THE RECORDS Block Start

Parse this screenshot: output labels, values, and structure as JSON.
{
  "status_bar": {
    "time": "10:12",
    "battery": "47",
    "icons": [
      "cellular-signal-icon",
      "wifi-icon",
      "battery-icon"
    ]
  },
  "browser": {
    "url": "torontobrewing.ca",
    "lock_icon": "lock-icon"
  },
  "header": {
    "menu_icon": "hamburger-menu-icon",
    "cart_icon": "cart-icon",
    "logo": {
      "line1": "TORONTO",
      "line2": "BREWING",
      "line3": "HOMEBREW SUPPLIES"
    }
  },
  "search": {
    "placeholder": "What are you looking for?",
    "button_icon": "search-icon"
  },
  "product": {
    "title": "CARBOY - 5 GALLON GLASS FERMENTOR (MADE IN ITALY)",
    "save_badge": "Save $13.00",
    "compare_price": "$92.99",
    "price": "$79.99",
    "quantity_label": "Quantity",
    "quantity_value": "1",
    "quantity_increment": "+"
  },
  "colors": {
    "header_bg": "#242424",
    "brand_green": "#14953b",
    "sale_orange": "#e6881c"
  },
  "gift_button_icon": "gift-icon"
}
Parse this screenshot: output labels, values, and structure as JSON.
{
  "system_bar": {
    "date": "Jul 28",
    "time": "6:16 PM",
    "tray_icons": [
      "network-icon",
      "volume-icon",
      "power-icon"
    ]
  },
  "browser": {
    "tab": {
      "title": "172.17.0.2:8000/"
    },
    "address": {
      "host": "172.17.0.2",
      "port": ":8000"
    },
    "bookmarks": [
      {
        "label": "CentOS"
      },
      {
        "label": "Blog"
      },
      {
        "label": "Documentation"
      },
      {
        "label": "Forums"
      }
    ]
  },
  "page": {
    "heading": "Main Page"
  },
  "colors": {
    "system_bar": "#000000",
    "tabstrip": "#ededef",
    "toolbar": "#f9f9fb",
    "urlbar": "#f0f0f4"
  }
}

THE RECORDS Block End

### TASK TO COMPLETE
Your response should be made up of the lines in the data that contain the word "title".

### TASK ANSWER
    "title": "CARBOY - 5 GALLON GLASS FERMENTOR (MADE IN ITALY)",
      "title": "172.17.0.2:8000/"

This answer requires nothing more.